◆ **Problem**
Each entry needs to be copied exactly, with nothing left out.
----- Data
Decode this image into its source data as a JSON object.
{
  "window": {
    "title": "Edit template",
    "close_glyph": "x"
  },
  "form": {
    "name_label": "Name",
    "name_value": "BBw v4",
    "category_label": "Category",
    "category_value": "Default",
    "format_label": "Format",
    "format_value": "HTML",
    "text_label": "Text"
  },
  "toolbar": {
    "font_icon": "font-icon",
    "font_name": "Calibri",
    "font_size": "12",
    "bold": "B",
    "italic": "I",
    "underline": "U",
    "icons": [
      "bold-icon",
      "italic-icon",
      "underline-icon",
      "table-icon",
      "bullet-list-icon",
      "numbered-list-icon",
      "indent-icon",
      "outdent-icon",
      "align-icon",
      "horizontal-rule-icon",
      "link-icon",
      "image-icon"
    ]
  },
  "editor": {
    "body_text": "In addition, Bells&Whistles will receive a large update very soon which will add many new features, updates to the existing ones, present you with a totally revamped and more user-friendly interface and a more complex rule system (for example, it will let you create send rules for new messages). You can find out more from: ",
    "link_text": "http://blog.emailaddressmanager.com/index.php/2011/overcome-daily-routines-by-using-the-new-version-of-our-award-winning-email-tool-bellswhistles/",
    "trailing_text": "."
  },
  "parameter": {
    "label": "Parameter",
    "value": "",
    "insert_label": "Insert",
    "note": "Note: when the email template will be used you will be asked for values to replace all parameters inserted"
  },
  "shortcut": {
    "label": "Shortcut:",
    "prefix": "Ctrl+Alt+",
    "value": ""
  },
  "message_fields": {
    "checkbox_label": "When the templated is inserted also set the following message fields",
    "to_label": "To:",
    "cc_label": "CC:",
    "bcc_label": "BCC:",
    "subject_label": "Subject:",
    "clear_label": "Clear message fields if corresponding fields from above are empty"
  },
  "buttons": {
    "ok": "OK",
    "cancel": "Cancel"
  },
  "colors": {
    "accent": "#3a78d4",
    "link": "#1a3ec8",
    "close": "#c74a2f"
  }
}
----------
◆ **Answer to the problem**
Decode this image into its source data as a JSON object.
{
  "window": {
    "title": "Edit template",
    "close_glyph": "x"
  },
  "form": {
    "name_label": "Name",
    "name_value": "BBw v4",
    "category_label": "Category",
    "category_value": "Default",
    "format_label": "Format",
    "format_value": "HTML",
    "text_label": "Text"
  },
  "toolbar": {
    "font_icon": "font-icon",
    "font_name": "Calibri",
    "font_size": "12",
    "bold": "B",
    "italic": "I",
    "underline": "U",
    "icons": [
      "bold-icon",
      "italic-icon",
      "underline-icon",
      "table-icon",
      "bullet-list-icon",
      "numbered-list-icon",
      "indent-icon",
      "outdent-icon",
      "align-icon",
      "horizontal-rule-icon",
      "link-icon",
      "image-icon"
    ]
  },
  "editor": {
    "body_text": "In addition, Bells&Whistles will receive a large update very soon which will add many new features, updates to the existing ones, present you with a totally revamped and more user-friendly interface and a more complex rule system (for example, it will let you create send rules for new messages). You can find out more from: ",
    "link_text": "http://blog.emailaddressmanager.com/index.php/2011/overcome-daily-routines-by-using-the-new-version-of-our-award-winning-email-tool-bellswhistles/",
    "trailing_text": "."
  },
  "parameter": {
    "label": "Parameter",
    "value": "",
    "insert_label": "Insert",
    "note": "Note: when the email template will be used you will be asked for values to replace all parameters inserted"
  },
  "shortcut": {
    "label": "Shortcut:",
    "prefix": "Ctrl+Alt+",
    "value": ""
  },
  "message_fields": {
    "checkbox_label": "When the templated is inserted also set the following message fields",
    "to_label": "To:",
    "cc_label": "CC:",
    "bcc_label": "BCC:",
    "subject_label": "Subject:",
    "clear_label": "Clear message fields if corresponding fields from above are empty"
  },
  "buttons": {
    "ok": "OK",
    "cancel": "Cancel"
  },
  "colors": {
    "accent": "#3a78d4",
    "link": "#1a3ec8",
    "close": "#c74a2f"
  }
}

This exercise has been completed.